Contextual cohesion refers to design abstraction. During design engineers should organise the design into different levels of detail; each level used to focus on a different aspect of problem definition. For example, high level design should focus on architecture and design validation; lower level designs should focus on implementation and verification. A cohesive design does not mix high and low level constructs on the same design. For example, focussing on implementation artefacts during architectural design is inappropriate and therefore contextually non-cohesive.
Cohesive modules tend to limit the impact of change, since the change typically affects only the (related) operations/data in a single module; and has no impact on other modules.
Abstraction may be defined as filtering out detail that is unnecessary in the context being considered.
When we build software we are constructing models of the problem domain and manipulating them to provide some benefit to the customer. Context is important because it defines how you view the situation: what is relevant, that is, the abstractions that are useful in that context.
For any particular problem domain there are concepts that are important, and concepts that have no relevance. A good abstraction captures the relevant information about the problem domain, and ignores the superfluous. You could think of this as looking at a problem from a particular viewpoint.

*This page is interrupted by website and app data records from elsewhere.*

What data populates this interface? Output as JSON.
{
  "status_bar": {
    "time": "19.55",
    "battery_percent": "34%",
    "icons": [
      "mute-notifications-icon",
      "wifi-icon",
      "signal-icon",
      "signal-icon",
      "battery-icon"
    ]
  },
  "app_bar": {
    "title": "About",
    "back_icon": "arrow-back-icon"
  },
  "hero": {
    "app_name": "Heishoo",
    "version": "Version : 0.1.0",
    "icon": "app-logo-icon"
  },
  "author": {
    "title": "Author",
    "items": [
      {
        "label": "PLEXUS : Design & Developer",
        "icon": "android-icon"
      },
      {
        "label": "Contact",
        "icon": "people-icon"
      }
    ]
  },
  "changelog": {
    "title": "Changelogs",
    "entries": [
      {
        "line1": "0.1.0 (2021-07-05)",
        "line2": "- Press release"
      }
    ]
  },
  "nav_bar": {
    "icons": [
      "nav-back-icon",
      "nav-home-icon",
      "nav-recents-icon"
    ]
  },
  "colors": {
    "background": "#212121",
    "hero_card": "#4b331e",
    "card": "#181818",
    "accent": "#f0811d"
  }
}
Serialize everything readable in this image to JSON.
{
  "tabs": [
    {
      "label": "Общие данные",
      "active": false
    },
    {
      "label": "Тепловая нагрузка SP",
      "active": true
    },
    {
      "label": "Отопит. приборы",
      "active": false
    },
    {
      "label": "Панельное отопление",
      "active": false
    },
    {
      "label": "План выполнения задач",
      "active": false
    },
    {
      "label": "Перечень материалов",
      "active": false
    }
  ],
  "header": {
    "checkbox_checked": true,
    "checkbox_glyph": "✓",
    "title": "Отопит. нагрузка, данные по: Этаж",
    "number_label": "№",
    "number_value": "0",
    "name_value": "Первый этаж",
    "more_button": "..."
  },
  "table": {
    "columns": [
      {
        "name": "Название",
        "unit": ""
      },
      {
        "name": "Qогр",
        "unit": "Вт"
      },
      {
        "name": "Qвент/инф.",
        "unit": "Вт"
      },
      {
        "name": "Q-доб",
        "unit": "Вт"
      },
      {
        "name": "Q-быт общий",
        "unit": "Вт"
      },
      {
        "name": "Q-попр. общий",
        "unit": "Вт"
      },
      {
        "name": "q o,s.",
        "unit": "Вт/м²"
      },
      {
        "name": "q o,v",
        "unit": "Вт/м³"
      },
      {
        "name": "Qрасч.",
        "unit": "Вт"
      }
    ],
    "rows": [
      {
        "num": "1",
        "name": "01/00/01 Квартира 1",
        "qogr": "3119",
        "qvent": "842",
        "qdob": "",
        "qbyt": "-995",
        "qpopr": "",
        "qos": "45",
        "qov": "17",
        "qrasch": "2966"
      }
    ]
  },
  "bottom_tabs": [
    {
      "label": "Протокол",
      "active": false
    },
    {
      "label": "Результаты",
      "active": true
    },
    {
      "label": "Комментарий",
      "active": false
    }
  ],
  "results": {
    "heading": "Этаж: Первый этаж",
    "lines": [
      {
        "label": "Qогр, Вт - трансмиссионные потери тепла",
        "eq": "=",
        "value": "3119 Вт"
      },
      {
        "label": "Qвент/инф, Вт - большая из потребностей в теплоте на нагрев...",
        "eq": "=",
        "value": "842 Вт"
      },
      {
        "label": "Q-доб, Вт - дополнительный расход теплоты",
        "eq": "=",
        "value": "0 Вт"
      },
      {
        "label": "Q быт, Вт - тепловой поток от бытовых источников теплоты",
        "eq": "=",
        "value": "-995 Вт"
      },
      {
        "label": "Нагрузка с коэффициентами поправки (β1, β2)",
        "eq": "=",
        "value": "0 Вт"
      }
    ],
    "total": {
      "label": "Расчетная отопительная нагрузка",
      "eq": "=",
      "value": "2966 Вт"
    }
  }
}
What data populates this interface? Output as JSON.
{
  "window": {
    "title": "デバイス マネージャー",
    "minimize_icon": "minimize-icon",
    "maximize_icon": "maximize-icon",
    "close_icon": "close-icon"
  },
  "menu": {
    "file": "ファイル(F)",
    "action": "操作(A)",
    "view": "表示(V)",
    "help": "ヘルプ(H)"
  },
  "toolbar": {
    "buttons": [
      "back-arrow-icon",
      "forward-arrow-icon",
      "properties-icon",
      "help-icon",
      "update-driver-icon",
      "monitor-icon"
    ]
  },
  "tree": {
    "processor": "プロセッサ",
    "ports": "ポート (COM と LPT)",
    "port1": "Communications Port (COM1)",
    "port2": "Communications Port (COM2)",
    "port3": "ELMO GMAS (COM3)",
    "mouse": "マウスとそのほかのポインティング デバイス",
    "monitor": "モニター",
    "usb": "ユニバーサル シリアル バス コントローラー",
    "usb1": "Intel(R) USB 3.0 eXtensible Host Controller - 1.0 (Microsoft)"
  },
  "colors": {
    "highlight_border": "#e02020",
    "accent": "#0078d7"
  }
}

Basing a design on problem domain abstractions provides resilience to change since the concepts of any particular domain are likely to remain stable over time; unlike implementation technologies which are likely to change rapidly.
The Four Groundings are all inter-dependent, but not necessarily mutually inclusive: Although a good problem domain abstraction domain is likely to be cohesive, it can be made incoherent through bad design; a coherent module should provide strong encapsulation, but that can be broken through poor design; strong encapsulation should provide lower coupling, but poor cohesion in the design and poor abstractions may lead to increased coupling.
A good engineer must understand the Four Groundings in detail and how they inter-relate.
‘Perfect’ software development
True development is one that applies the Groundings and Governors:
A design with well-chosen abstractions of problem domain elements, strongly and cohesively encapsulated with low coupling. Such a design is likely to be comprehensible, robust, flexible and mobile.
False development is one that ignores the Groundings and Governors:
An incoherent design, focussing on implementation elements, with poor encapsulation, weak cohesion and high coupling. Such a design is likely to be incomprehensible, rigid, fragile and immobile.
A Perfect development is therefore one that is always True; Imperfect development is one where we use False techniques.
Of course, we can always ignore the Groundings and Governors and still produce working software; but this will always be (in Silver’s view) Imperfect.
Even if we aren’t particularly skilled with the Groundings and Governors as long as we apply them our development will always be True. And we can always improve.
If we always choose the False development (cutting corners) our software can never be Perfect.
As it suggests Perfect development is an ideal; it is something to strive for. We will almost certainly have to compromise our development because of time, resource or money constraints. Wherever possible, though, we should aim for True development.
Perhaps those Elizabethans knew more about software development than we realise, after all.
Summary of the True development
The Four Governors
The Four Groundings